"Sadly, more and more of our Nation's youth are becoming intimately familiar with violent crime. These crimes include homicide, assault, robbery, domestic violence and sexual assault. Upon witnessing such violent crimes, they suddenly find themselves in the uncomfortable position of deciding whether or not to report the act. Far too often, many young people choose to stay quiet. In many ways, who can blame them? Witnessing a violent crime is a traumatic experience. Additionally, reporting a violent crime can potentially lead to additional hardships that threaten the well-being of the young witness. Earlier this year in Connecticut, an 8-year-old boy and his mother were gunned down after the boy agreed to testify as a witness in a murder trial. In my district, a young man and his family were harassed and threatened after he agreed to assist authorities in an armed robbery case -- eventually his family removed the boy from school and placed him into hiding in reaction to repeated threats on his life."

"It's time we take a stand for the young people who are willing to stand against crimes in their communities. The Young Witness Assistance Act is a step in the right direction. It provides Federal funds to state and local authorities specifically for establishing and maintaining programs that assist young witnesses of violent crimes. Authorities can use these funds to develop such activities as counseling for the youth; pre- and post-trial assistance for the youth and their family; educational services if the youth has to be removed from school; community and school based outreach initiatives; and protective services. The bill would authorize $3 million for each fiscal year from 2001 to 2003. No new money will be used to fund this effort. Rather, funding would be derived from existing monies within the Violent Crime Reduction Trust Fund."

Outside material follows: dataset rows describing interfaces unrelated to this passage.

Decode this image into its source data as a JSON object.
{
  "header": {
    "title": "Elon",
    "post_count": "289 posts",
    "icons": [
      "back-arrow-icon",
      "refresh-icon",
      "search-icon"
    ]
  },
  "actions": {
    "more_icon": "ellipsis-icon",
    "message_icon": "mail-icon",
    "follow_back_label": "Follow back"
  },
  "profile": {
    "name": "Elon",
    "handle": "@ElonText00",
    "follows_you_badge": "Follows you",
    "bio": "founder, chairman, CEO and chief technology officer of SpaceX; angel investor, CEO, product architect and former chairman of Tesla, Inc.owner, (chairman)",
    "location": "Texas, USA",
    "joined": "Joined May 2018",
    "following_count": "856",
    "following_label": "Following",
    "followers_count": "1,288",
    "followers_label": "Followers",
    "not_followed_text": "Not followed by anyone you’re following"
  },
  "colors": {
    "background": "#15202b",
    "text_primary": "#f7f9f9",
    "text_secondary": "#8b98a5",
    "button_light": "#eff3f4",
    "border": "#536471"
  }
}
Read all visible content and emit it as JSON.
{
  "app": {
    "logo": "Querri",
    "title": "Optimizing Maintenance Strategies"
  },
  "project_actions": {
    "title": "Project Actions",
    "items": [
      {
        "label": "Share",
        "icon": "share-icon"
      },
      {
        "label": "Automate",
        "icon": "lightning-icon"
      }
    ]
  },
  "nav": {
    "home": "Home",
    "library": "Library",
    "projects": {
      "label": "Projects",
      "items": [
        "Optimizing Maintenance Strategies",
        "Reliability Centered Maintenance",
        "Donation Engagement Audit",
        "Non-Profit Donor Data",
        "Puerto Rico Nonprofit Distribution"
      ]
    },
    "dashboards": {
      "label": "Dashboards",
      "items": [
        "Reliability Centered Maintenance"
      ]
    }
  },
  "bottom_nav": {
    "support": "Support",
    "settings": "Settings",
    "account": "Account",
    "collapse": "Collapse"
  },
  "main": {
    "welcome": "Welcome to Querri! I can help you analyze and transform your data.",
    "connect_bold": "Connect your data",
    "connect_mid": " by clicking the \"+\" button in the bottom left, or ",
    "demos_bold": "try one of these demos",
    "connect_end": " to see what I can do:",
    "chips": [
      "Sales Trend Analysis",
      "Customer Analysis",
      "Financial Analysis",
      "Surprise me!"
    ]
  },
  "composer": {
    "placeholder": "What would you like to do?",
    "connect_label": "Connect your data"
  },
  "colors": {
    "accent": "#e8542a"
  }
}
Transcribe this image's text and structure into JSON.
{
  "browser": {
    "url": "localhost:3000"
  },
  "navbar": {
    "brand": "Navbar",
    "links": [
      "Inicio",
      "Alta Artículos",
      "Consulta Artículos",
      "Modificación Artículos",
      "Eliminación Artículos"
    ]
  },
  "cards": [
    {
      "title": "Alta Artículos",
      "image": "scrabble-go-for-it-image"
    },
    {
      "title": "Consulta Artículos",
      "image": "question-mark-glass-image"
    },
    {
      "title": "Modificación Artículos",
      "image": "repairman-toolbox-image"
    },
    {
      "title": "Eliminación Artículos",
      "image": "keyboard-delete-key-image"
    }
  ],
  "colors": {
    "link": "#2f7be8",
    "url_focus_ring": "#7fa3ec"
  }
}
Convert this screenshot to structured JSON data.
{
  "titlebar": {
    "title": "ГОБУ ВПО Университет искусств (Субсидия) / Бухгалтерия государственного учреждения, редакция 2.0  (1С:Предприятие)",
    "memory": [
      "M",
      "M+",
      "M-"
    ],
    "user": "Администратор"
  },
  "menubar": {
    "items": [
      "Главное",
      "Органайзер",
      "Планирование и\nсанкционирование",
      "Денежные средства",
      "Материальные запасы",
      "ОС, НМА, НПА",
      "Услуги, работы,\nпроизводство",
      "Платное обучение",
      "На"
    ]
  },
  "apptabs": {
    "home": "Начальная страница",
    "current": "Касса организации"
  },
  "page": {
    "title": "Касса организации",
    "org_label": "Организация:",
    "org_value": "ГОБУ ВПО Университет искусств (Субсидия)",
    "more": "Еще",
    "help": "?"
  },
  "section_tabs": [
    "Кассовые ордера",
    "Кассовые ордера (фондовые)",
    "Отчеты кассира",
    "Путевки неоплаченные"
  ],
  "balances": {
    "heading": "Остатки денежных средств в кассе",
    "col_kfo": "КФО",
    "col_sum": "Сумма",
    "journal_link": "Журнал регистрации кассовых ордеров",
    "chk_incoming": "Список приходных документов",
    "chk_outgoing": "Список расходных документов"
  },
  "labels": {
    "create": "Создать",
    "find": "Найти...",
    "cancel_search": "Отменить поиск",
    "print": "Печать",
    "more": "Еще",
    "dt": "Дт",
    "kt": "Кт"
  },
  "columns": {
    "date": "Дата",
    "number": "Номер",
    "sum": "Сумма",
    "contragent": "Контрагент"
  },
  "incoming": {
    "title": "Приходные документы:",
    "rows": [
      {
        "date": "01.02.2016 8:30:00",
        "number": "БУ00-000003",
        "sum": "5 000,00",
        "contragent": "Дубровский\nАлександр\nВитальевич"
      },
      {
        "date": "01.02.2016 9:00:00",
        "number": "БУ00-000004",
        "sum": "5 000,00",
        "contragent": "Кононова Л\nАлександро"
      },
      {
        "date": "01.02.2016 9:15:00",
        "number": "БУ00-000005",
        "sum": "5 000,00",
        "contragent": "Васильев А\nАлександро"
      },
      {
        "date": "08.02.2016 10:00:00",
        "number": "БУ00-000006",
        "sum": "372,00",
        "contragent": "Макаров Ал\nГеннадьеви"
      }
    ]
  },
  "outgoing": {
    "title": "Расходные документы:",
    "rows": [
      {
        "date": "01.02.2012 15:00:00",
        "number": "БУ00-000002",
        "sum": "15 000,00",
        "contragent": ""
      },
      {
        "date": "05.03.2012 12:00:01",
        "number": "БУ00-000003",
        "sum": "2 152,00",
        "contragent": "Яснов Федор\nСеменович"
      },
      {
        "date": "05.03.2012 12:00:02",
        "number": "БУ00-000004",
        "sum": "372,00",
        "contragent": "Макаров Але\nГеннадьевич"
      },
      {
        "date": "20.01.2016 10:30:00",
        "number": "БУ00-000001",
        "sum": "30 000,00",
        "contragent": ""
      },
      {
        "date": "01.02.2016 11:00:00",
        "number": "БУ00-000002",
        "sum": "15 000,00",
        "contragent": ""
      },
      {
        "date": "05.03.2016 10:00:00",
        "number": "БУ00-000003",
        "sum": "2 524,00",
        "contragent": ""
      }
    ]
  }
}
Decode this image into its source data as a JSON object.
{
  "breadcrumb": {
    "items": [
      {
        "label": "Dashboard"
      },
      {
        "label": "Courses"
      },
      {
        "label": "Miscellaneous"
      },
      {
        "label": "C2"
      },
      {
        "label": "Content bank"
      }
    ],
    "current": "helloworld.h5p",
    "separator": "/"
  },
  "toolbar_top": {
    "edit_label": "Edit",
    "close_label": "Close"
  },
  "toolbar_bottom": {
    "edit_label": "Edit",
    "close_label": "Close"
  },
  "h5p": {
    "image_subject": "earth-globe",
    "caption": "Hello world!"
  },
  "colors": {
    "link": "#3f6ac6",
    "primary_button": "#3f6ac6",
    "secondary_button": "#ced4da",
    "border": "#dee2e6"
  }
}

"Mr. Speaker, this bill supports our Nation's young people who take a courageous stance against violent crime in their communities. It sends a message that Congress cares and is willing to provide the assistance young witnesses need. Forty-fix members of the House, Democrats and Republicans, have acknowledged this by becoming original cosponsors of this legislation. It is my hope that the House will 'do the right thing' and pass this legislation."